====== Records supplied ======

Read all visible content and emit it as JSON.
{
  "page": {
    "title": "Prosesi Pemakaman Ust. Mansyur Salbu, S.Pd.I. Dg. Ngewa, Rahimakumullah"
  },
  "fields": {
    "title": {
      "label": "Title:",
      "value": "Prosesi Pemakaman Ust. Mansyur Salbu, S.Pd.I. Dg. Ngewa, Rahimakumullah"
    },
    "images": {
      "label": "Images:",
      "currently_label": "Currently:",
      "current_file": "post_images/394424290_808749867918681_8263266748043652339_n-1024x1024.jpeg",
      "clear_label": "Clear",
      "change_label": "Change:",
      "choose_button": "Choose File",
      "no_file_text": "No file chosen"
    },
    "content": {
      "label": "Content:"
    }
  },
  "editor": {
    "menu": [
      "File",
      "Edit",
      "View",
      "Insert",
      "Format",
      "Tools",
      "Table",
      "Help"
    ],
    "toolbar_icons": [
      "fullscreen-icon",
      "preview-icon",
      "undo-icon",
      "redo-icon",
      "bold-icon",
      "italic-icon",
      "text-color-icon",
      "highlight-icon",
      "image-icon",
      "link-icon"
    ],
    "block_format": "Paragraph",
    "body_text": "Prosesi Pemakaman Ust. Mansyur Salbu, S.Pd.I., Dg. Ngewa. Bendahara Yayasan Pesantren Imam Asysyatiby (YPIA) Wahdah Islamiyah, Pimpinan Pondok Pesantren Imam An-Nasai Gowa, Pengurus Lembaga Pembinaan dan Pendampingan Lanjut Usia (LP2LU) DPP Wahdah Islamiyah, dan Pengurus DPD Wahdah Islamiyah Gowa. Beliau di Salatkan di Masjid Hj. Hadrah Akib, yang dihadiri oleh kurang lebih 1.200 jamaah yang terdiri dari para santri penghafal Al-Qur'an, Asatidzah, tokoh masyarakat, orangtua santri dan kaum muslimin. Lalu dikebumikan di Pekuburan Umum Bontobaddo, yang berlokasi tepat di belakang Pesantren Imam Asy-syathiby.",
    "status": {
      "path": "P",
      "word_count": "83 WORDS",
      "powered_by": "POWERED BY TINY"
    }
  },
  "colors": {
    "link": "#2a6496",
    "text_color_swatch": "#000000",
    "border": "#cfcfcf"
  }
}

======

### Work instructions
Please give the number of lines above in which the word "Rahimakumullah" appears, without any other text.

### Task response
2